Ecclesiologically, this style of leadership encourages visionary leaders who are empowered to act without being prevented by church members who might not get along with them.

It must be mentioned that this style of church governance, while pronounced among these churches, is not limited to them as there are Baptist churches with white majority congregations who prefer and adhere to this type of church leadership.

In addition, other church traditions and church governance such as the Episcopal style of leadership are similar.

The Baptist churches that practice this style of leadership do so because some of them have been frustrated by lack of progress made under the congregational governance.

I am not at all advocating that the charismatic style of leadership is better than the congregational form of church governance or vice versa.

I am simply articulating that as we continue to reflect on our history, it is worth considering whether more Baptist churches, particularly those in London, will change what has been considered as fundamental to Baptist DNA.

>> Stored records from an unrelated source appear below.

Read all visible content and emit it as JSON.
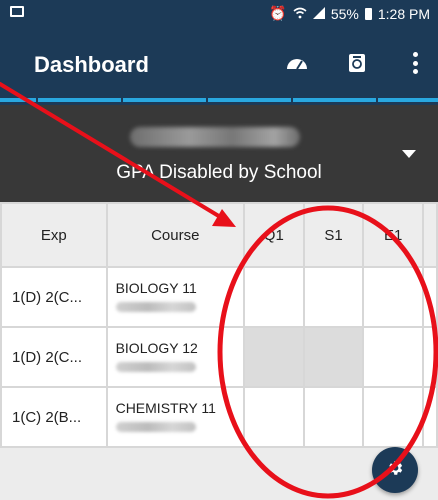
{
  "status_bar": {
    "battery": "55%",
    "time": "1:28 PM",
    "icons": [
      "mail-icon",
      "alarm-icon",
      "wifi-icon",
      "signal-icon",
      "battery-icon"
    ]
  },
  "app_bar": {
    "title": "Dashboard",
    "icons": [
      "gauge-icon",
      "report-card-icon",
      "overflow-menu-icon"
    ]
  },
  "header": {
    "school_status": "GPA Disabled by School"
  },
  "table": {
    "headers": {
      "exp": "Exp",
      "course": "Course",
      "q1": "Q1",
      "s1": "S1",
      "e1": "E1"
    },
    "rows": [
      {
        "exp": "1(D) 2(C...",
        "course": "BIOLOGY 11"
      },
      {
        "exp": "1(D) 2(C...",
        "course": "BIOLOGY 12"
      },
      {
        "exp": "1(C) 2(B...",
        "course": "CHEMISTRY 11"
      }
    ]
  },
  "colors": {
    "app_bar": "#1c3a57",
    "accent": "#29a8e0",
    "header_panel": "#383838",
    "annotation": "#e8101a"
  },
  "fab": {
    "icon": "gear-icon"
  }
}
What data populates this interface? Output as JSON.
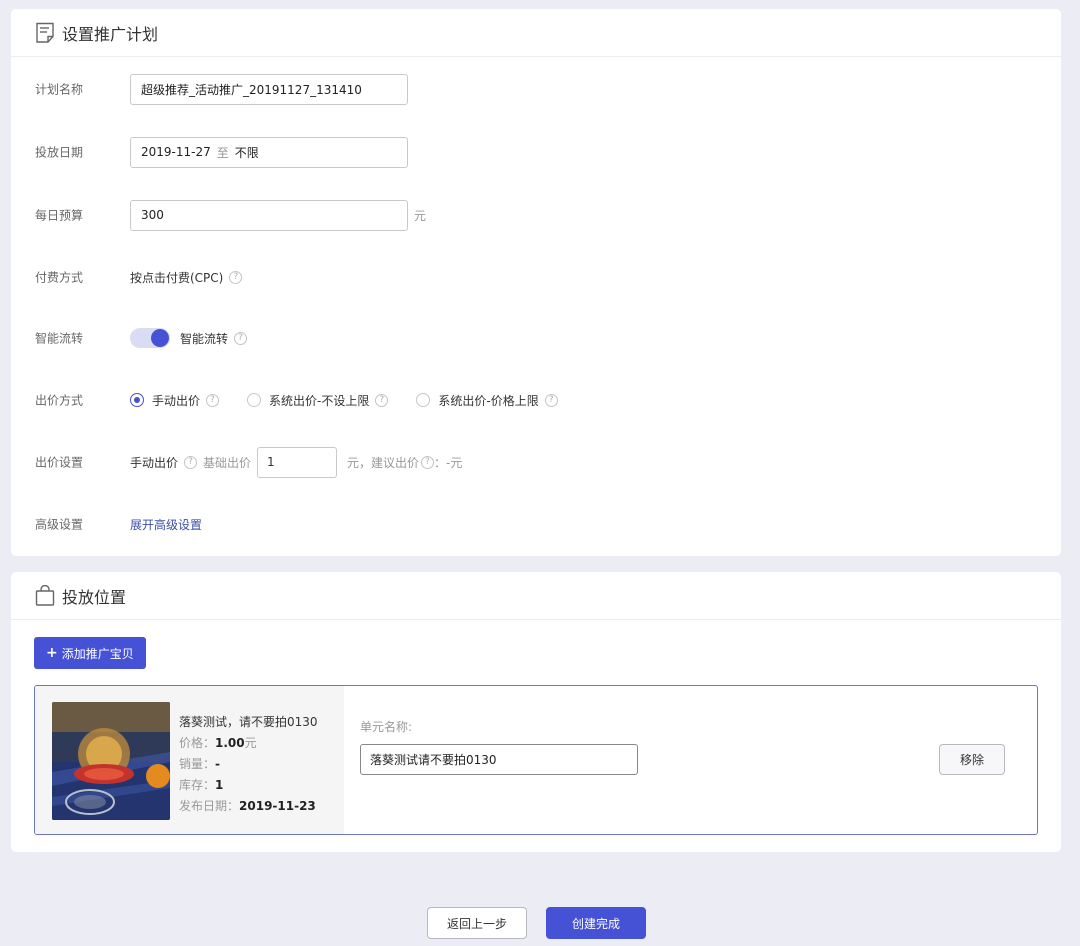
{
  "plan_section": {
    "title": "设置推广计划",
    "title_icon": "document-icon",
    "fields": {
      "plan_name": {
        "label": "计划名称",
        "value": "超级推荐_活动推广_20191127_131410"
      },
      "schedule": {
        "label": "投放日期",
        "start": "2019-11-27",
        "separator": "至",
        "end": "不限"
      },
      "daily_budget": {
        "label": "每日预算",
        "value": "300",
        "unit": "元"
      },
      "payment": {
        "label": "付费方式",
        "value": "按点击付费(CPC)",
        "help_icon": "question-circle-icon"
      },
      "smart_flow": {
        "label": "智能流转",
        "toggle_on": true,
        "toggle_text": "智能流转",
        "accent": "#4652d6"
      },
      "bid_mode": {
        "label": "出价方式",
        "options": [
          {
            "text": "手动出价",
            "selected": true
          },
          {
            "text": "系统出价-不设上限",
            "selected": false
          },
          {
            "text": "系统出价-价格上限",
            "selected": false
          }
        ]
      },
      "bid_settings": {
        "label": "出价设置",
        "manual_text": "手动出价",
        "base_bid_label": "基础出价",
        "base_bid_value": "1",
        "suffix": "元，建议出价",
        "suggest_value": "：-元"
      },
      "advanced": {
        "label": "高级设置",
        "link": "展开高级设置"
      }
    }
  },
  "placement_section": {
    "title": "投放位置",
    "title_icon": "shopping-bag-icon",
    "add_button": {
      "plus": "+",
      "label": "添加推广宝贝"
    },
    "item": {
      "name": "落葵测试，请不要拍0130",
      "price_label": "价格：",
      "price_value": "1.00",
      "price_unit": "元",
      "sales_label": "销量：",
      "sales_value": "-",
      "stock_label": "库存：",
      "stock_value": "1",
      "date_label": "发布日期：",
      "date_value": "2019-11-23",
      "unit_name_label": "单元名称:",
      "unit_name_value": "落葵测试请不要拍0130",
      "remove_label": "移除"
    }
  },
  "footer": {
    "back_label": "返回上一步",
    "create_label": "创建完成"
  }
}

Whichever way we head, one thing is sure and that is that the Baptist concept of the autonomy of churches enshrined in the Baptist Union of Great Britain’s Declaration of Principle can allow for both church ecclesiologies to exist within our union or among Baptists Together.

Israel Olofinjana is an ordained and accredited Baptist minister who is the team leader at Catford Community Church in London. He is Nigerian, coming from a Pentecostal background. He is the author of several books, including “Turning the Tables on Mission: Stories of Christians from the Global South in Britain,” and blogs at IsraelOlofinjana. A version of this article first appeared in The Baptist Times of Great Britain and is used with permission.